▶ TO DO
Once you find a line containing the word "Manual" in the entries below, copy it.

#### RECORDS ####

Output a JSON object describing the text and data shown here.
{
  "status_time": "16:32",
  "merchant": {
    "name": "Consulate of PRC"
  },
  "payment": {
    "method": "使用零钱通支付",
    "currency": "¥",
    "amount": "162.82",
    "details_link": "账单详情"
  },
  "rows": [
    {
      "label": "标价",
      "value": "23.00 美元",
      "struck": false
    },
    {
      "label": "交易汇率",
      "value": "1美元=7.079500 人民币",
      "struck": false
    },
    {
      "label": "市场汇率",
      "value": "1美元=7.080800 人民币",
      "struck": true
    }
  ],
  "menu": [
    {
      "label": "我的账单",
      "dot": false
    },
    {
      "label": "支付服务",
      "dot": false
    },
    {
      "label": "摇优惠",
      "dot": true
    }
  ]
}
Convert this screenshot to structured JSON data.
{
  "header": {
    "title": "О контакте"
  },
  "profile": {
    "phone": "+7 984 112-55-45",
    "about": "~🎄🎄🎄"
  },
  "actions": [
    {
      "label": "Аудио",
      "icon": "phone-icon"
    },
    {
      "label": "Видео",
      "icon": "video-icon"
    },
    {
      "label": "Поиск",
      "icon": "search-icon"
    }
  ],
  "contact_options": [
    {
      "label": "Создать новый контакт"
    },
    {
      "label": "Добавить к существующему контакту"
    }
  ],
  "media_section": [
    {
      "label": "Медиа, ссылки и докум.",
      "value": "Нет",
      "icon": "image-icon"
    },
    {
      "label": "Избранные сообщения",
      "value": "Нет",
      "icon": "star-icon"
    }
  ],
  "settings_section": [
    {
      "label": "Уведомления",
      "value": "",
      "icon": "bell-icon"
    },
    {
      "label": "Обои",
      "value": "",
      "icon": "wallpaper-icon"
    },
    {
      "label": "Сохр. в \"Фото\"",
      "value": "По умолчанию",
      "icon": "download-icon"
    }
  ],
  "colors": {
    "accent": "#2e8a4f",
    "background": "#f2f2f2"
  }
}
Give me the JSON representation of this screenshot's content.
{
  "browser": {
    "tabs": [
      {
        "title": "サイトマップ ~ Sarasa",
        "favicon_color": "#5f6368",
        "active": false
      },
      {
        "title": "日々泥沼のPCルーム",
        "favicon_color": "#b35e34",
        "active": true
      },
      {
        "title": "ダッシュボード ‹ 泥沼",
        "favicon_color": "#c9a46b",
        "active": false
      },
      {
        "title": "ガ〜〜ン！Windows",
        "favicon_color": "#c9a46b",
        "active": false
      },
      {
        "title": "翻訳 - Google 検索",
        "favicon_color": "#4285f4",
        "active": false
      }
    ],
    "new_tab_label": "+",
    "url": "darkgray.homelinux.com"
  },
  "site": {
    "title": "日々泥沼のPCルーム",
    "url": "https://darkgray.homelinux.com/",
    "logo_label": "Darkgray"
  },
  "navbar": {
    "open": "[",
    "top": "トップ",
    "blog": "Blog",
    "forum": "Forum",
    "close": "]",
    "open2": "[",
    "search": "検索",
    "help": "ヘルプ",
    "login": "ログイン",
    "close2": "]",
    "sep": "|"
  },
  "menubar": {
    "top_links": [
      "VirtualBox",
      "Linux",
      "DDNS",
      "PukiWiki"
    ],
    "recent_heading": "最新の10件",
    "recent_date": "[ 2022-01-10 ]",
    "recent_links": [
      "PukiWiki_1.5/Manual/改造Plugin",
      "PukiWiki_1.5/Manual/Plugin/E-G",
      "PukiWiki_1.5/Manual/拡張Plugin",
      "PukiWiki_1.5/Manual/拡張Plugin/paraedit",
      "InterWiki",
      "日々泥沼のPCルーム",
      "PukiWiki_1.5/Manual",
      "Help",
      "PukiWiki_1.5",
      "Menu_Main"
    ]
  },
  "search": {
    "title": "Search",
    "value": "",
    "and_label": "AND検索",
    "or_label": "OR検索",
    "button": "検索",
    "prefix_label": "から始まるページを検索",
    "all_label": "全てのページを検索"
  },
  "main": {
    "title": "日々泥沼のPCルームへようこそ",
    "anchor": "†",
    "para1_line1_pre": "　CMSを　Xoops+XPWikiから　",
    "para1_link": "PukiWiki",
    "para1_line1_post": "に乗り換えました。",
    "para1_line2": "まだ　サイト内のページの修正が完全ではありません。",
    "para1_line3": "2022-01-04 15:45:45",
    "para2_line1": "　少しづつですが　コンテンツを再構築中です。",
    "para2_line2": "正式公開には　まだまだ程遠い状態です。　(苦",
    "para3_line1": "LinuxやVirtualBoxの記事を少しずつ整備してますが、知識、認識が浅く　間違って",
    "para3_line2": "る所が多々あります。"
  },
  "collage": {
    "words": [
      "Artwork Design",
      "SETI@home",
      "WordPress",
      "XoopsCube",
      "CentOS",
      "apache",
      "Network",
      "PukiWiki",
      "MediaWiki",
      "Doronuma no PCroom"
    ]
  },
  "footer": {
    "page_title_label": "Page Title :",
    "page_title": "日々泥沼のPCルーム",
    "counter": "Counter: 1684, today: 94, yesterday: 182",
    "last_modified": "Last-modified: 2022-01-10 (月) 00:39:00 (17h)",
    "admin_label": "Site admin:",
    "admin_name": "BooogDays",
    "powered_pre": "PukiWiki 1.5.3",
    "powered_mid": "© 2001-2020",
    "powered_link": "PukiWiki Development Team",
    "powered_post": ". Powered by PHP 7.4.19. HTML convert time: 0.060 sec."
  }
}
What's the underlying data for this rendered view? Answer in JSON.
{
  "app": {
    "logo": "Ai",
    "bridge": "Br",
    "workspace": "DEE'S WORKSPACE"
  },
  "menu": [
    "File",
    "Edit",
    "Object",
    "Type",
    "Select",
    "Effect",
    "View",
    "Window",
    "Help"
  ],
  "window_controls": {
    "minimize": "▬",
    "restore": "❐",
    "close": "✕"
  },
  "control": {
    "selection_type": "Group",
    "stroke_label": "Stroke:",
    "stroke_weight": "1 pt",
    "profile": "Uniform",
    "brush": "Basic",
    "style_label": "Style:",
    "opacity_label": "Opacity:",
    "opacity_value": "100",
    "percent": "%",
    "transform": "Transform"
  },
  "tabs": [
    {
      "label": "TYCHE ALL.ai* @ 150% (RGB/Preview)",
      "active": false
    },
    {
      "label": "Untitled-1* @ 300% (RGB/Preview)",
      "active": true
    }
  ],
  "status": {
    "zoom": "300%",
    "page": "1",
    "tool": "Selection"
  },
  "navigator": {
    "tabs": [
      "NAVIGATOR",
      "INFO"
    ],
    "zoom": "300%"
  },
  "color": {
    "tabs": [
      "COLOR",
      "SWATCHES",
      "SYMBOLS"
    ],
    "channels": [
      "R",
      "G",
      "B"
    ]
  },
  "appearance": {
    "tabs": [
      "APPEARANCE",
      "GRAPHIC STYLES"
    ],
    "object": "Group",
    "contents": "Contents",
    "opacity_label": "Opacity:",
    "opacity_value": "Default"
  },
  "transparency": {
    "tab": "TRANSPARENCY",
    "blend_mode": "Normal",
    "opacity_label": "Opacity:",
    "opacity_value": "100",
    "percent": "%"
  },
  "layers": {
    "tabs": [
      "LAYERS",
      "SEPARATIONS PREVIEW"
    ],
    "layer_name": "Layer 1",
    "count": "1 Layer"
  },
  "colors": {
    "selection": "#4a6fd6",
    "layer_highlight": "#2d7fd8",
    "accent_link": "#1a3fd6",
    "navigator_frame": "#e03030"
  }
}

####

▶ ANSWER SPACE
      "PukiWiki_1.5/Manual/改造Plugin",
      "PukiWiki_1.5/Manual/Plugin/E-G",
      "PukiWiki_1.5/Manual/拡張Plugin",
      "PukiWiki_1.5/Manual/拡張Plugin/paraedit",
      "PukiWiki_1.5/Manual",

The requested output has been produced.